F-1 Student Visa, Optional Practical Training Risks Continue
Although there have been discussions for some time that the Trump Administration would change the rules regarding Optional Practical Training (OPT), OPT did not show up in the most recent “regulatory agenda.”
Nevertheless, the Administration has been putting limits on F-1 students in other ways. Those changes, at least in part, are responsible for a decline in foreign student enrollment at U.S. institutions. Examples include:
The Travel Ban, while not specifically aimed at students, has made the prospect of obtaining a visa more daunting for students from the affected countries — Iran, Libya, North Korea, Somalia, Syria, Venezuela, and Yemen. The publicity around the various travel bans has led to doubts that the U.S. is a welcoming place to study.

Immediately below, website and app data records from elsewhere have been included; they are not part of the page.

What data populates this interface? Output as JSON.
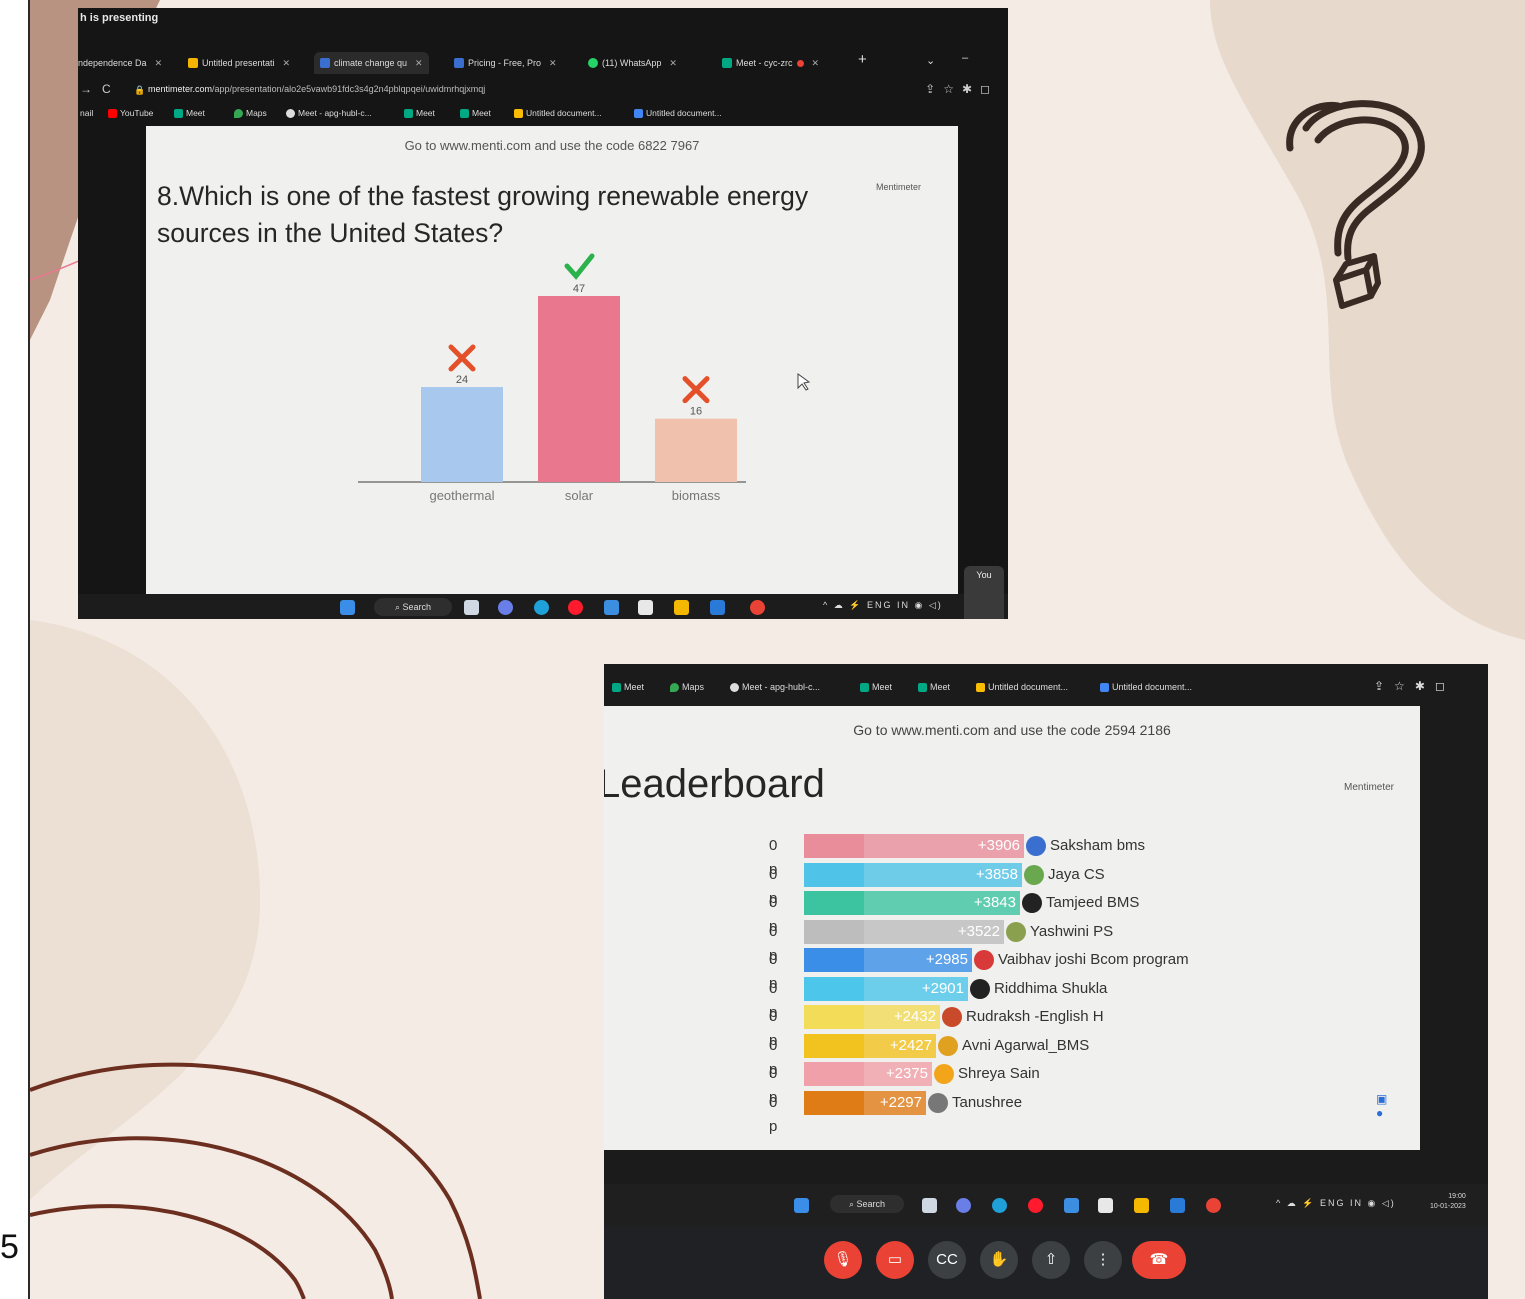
{
  "left_edge_text": "5",
  "colors": {
    "slide_bg": "#f3ebe4",
    "blob": "#e8d9cd",
    "line": "#6b2e1f",
    "accent_pink": "#e9788f"
  },
  "shot1": {
    "banner": "h is presenting",
    "tabs": [
      {
        "label": "ndependence Da",
        "icon": "page-icon"
      },
      {
        "label": "Untitled presentati",
        "icon": "slides-icon"
      },
      {
        "label": "climate change qu",
        "icon": "mentimeter-icon"
      },
      {
        "label": "Pricing - Free, Pro",
        "icon": "mentimeter-icon"
      },
      {
        "label": "(11) WhatsApp",
        "icon": "whatsapp-icon"
      },
      {
        "label": "Meet - cyc-zrc",
        "icon": "meet-icon"
      }
    ],
    "url_host": "mentimeter.com",
    "url_path": "/app/presentation/alo2e5vawb91fdc3s4g2n4pblqpqei/uwidmrhqjxmqj",
    "bookmarks": [
      "nail",
      "YouTube",
      "Meet",
      "Maps",
      "Meet - apg-hubl-c...",
      "Meet",
      "Meet",
      "Untitled document...",
      "Untitled document..."
    ],
    "join_text": "Go to www.menti.com and use the code 6822 7967",
    "brand": "Mentimeter",
    "question": "8.Which is one of the fastest growing renewable energy sources in the United States?",
    "taskbar": {
      "search": "Search",
      "lang": "ENG",
      "region": "IN",
      "you": "You"
    }
  },
  "chart_data": {
    "type": "bar",
    "categories": [
      "geothermal",
      "solar",
      "biomass"
    ],
    "values": [
      24,
      47,
      16
    ],
    "correct": [
      false,
      true,
      false
    ],
    "colors": [
      "#a8c8ee",
      "#e9788f",
      "#f0c2ae"
    ],
    "ylim": [
      0,
      47
    ]
  },
  "shot2": {
    "bookmarks": [
      "Meet",
      "Maps",
      "Meet - apg-hubl-c...",
      "Meet",
      "Meet",
      "Untitled document...",
      "Untitled document..."
    ],
    "join_text": "Go to www.menti.com and use the code 2594 2186",
    "title": "Leaderboard",
    "brand": "Mentimeter",
    "leaderboard": [
      {
        "pts": "0 p",
        "score": "+3906",
        "name": "Saksham bms",
        "color": "#e98d9b",
        "avatar": "#3b6fcf"
      },
      {
        "pts": "0 p",
        "score": "+3858",
        "name": "Jaya CS",
        "color": "#4fc3e8",
        "avatar": "#6aa84f"
      },
      {
        "pts": "0 p",
        "score": "+3843",
        "name": "Tamjeed BMS",
        "color": "#3cc4a0",
        "avatar": "#222222"
      },
      {
        "pts": "0 p",
        "score": "+3522",
        "name": "Yashwini PS",
        "color": "#bdbdbd",
        "avatar": "#8aa04f"
      },
      {
        "pts": "0 p",
        "score": "+2985",
        "name": "Vaibhav joshi Bcom program",
        "color": "#3a8ee8",
        "avatar": "#d83a3a"
      },
      {
        "pts": "0 p",
        "score": "+2901",
        "name": "Riddhima Shukla",
        "color": "#4cc6ea",
        "avatar": "#222222"
      },
      {
        "pts": "0 p",
        "score": "+2432",
        "name": "Rudraksh -English H",
        "color": "#f2dc58",
        "avatar": "#c94a2a"
      },
      {
        "pts": "0 p",
        "score": "+2427",
        "name": "Avni Agarwal_BMS",
        "color": "#f2c21e",
        "avatar": "#e0a020"
      },
      {
        "pts": "0 p",
        "score": "+2375",
        "name": "Shreya Sain",
        "color": "#f0a0a8",
        "avatar": "#f2a51a"
      },
      {
        "pts": "0 p",
        "score": "+2297",
        "name": "Tanushree",
        "color": "#e07c16",
        "avatar": "#777777"
      }
    ],
    "taskbar": {
      "search": "Search",
      "lang": "ENG",
      "region": "IN",
      "time": "19:00",
      "date": "10-01-2023"
    }
  }
}
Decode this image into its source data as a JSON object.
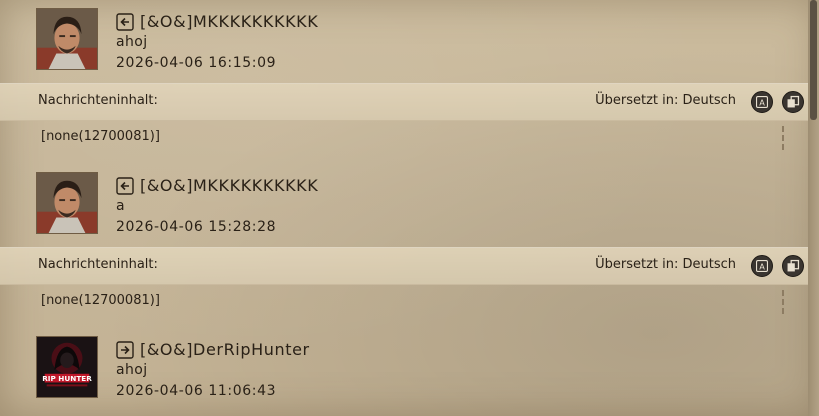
{
  "messages": [
    {
      "sender": "[&O&]MKKKKKKKKKK",
      "direction_icon": "arrow-in-icon",
      "text": "ahoj",
      "time": "2026-04-06 16:15:09",
      "content_label": "Nachrichteninhalt:",
      "translated_label": "Übersetzt in: Deutsch",
      "content": "[none(12700081)]"
    },
    {
      "sender": "[&O&]MKKKKKKKKKK",
      "direction_icon": "arrow-in-icon",
      "text": "a",
      "time": "2026-04-06 15:28:28",
      "content_label": "Nachrichteninhalt:",
      "translated_label": "Übersetzt in: Deutsch",
      "content": "[none(12700081)]"
    },
    {
      "sender": "[&O&]DerRipHunter",
      "direction_icon": "arrow-out-icon",
      "text": "ahoj",
      "time": "2026-04-06 11:06:43",
      "avatar_logo_text": "RIP HUNTER"
    }
  ],
  "colors": {
    "parchment": "#c6b699",
    "band": "#ddd0b4",
    "text": "#2a2117",
    "button": "#3a3530",
    "riphunter_red": "#c0182a"
  }
}
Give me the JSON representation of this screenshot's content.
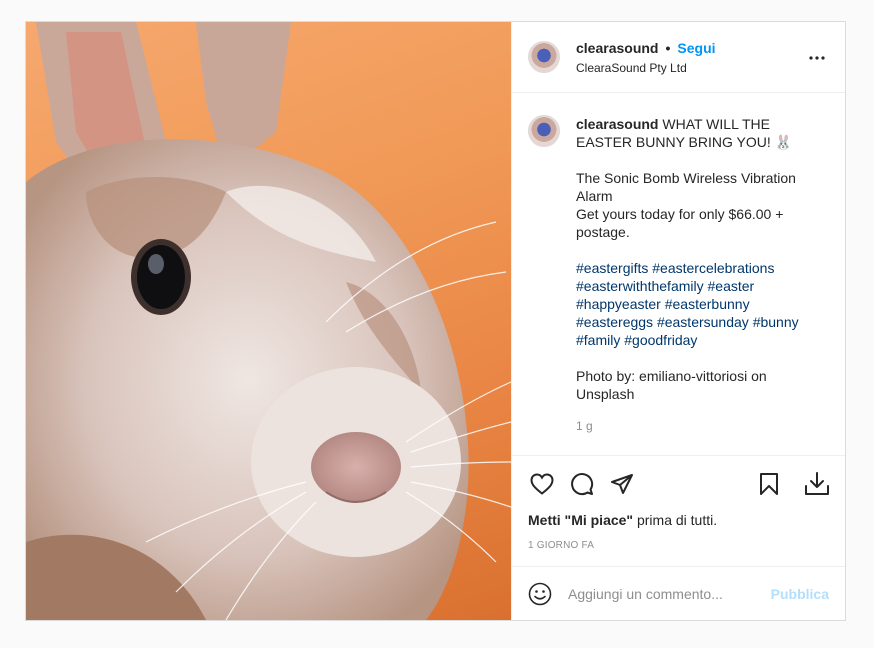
{
  "post": {
    "photo_alt": "",
    "header": {
      "username": "clearasound",
      "separator": "•",
      "follow_label": "Segui",
      "location": "ClearaSound Pty Ltd"
    },
    "caption": {
      "username": "clearasound",
      "text": "WHAT WILL THE EASTER BUNNY BRING YOU! 🐰\n\nThe Sonic Bomb Wireless Vibration Alarm\nGet yours today for only $66.00 + postage.",
      "hashtags": [
        "#eastergifts",
        "#eastercelebrations",
        "#easterwiththefamily",
        "#easter",
        "#happyeaster",
        "#easterbunny",
        "#eastereggs",
        "#eastersunday",
        "#bunny",
        "#family",
        "#goodfriday"
      ],
      "credit": "Photo by: emiliano-vittoriosi on Unsplash",
      "time": "1 g"
    },
    "likes": {
      "bold": "Metti \"Mi piace\"",
      "rest": " prima di tutti."
    },
    "posted_ago": "1 GIORNO FA",
    "comment": {
      "placeholder": "Aggiungi un commento...",
      "publish_label": "Pubblica"
    },
    "icons": {
      "more": "more-horizontal-icon",
      "like": "heart-icon",
      "comment": "comment-bubble-icon",
      "share": "paper-plane-icon",
      "save": "bookmark-icon",
      "download": "download-icon",
      "emoji": "smiley-icon"
    },
    "colors": {
      "accent": "#0095f6",
      "hashtag": "#00376b",
      "muted": "#8e8e8e",
      "publish_disabled": "#b2dffc"
    }
  }
}
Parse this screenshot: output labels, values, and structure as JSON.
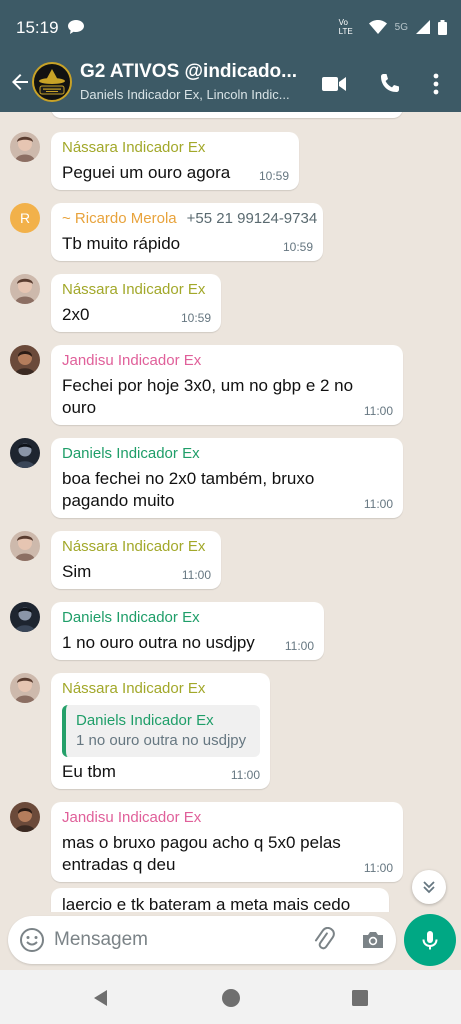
{
  "status_bar": {
    "time": "15:19",
    "network": "Vo LTE",
    "signal_label": "5G"
  },
  "header": {
    "title": "G2 ATIVOS @indicado...",
    "subtitle": "Daniels Indicador Ex, Lincoln Indic...",
    "avatar_logo_text": "INDICADOR BRUXO",
    "icons": [
      "back-arrow-icon",
      "video-call-icon",
      "voice-call-icon",
      "more-options-icon"
    ]
  },
  "messages": [
    {
      "sender": "Nássara Indicador Ex",
      "color": "#a2a82a",
      "text": "Peguei um ouro agora",
      "time": "10:59"
    },
    {
      "sender": "~ Ricardo Merola",
      "phone": "+55 21 99124-9734",
      "avatar_letter": "R",
      "color": "#e8a33c",
      "text": "Tb muito rápido",
      "time": "10:59"
    },
    {
      "sender": "Nássara Indicador Ex",
      "color": "#a2a82a",
      "text": "2x0",
      "time": "10:59"
    },
    {
      "sender": "Jandisu Indicador Ex",
      "color": "#e0609a",
      "lines": [
        "Fechei por hoje 3x0, um no gbp e 2 no",
        "ouro"
      ],
      "time": "11:00"
    },
    {
      "sender": "Daniels Indicador Ex",
      "color": "#1f9e69",
      "lines": [
        "boa fechei no 2x0 também, bruxo",
        "pagando muito"
      ],
      "time": "11:00"
    },
    {
      "sender": "Nássara Indicador Ex",
      "color": "#a2a82a",
      "text": "Sim",
      "time": "11:00"
    },
    {
      "sender": "Daniels Indicador Ex",
      "color": "#1f9e69",
      "text": "1 no ouro outra no usdjpy",
      "time": "11:00"
    },
    {
      "sender": "Nássara Indicador Ex",
      "color": "#a2a82a",
      "quote": {
        "sender": "Daniels Indicador Ex",
        "text": "1 no ouro outra no usdjpy"
      },
      "text": "Eu tbm",
      "time": "11:00"
    },
    {
      "sender": "Jandisu Indicador Ex",
      "color": "#e0609a",
      "lines": [
        "mas o bruxo pagou acho q 5x0 pelas",
        "entradas q deu"
      ],
      "time": "11:00"
    },
    {
      "text": "laercio e tk bateram a meta mais cedo"
    }
  ],
  "composer": {
    "placeholder": "Mensagem"
  },
  "colors": {
    "header": "#3d5a66",
    "chat_bg": "#ece5dd",
    "accent": "#00a884"
  }
}
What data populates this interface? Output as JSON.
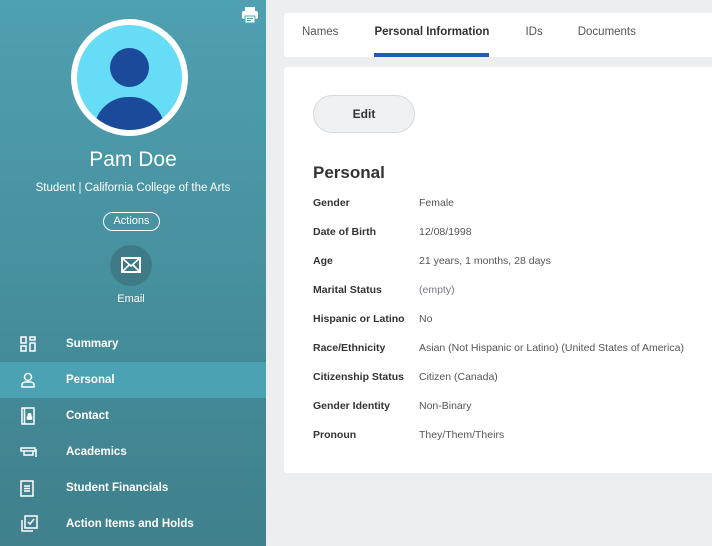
{
  "profile": {
    "name": "Pam Doe",
    "subtitle": "Student | California College of the Arts",
    "actions_label": "Actions",
    "email_label": "Email"
  },
  "nav": [
    {
      "label": "Summary",
      "icon": "dashboard-icon"
    },
    {
      "label": "Personal",
      "icon": "person-icon"
    },
    {
      "label": "Contact",
      "icon": "contact-book-icon"
    },
    {
      "label": "Academics",
      "icon": "graduation-cap-icon"
    },
    {
      "label": "Student Financials",
      "icon": "document-list-icon"
    },
    {
      "label": "Action Items and Holds",
      "icon": "checklist-icon"
    }
  ],
  "tabs": [
    "Names",
    "Personal Information",
    "IDs",
    "Documents"
  ],
  "main": {
    "edit_label": "Edit",
    "section_title": "Personal",
    "fields": [
      {
        "label": "Gender",
        "value": "Female"
      },
      {
        "label": "Date of Birth",
        "value": "12/08/1998"
      },
      {
        "label": "Age",
        "value": "21 years, 1 months, 28 days"
      },
      {
        "label": "Marital Status",
        "value": "(empty)"
      },
      {
        "label": "Hispanic or Latino",
        "value": "No"
      },
      {
        "label": "Race/Ethnicity",
        "value": "Asian (Not Hispanic or Latino) (United States of America)"
      },
      {
        "label": "Citizenship Status",
        "value": "Citizen (Canada)"
      },
      {
        "label": "Gender Identity",
        "value": "Non-Binary"
      },
      {
        "label": "Pronoun",
        "value": "They/Them/Theirs"
      }
    ]
  },
  "colors": {
    "accent": "#1f5bb5",
    "sidebar": "#4899a9",
    "active": "#4aa2b3"
  }
}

The Administration has made it more challenging for companies to hire students in OPT STEM to work at client locations.
Chinese students have been subjected to additional restrictions.
The Administration, in a policy memorandum, changed the rules on “unlawful presence” for students, making it much more likely that they will become subject three- and ten-year bars on admission to the U.S.
Recent reports reveal that USCIS is denying change of status to H-1B petitions to students who have used more than 12 months of practical training – counting both Curricular Practical Training (CPT) and OPT. Students with these denials would have to leave the U.S. and apply for their H-1B visas abroad. Although this can be quite an inconvenience, the real fear is that the Consulate will decide that the student had accumulated “unlawful presence” (without even realizing it) while working in OPT status and thus become subject to one of the bars on admission.
It is not yet clear what the Department of State will do, but as the Cap H-1B season approaches, it is important to consider all of the possible risks.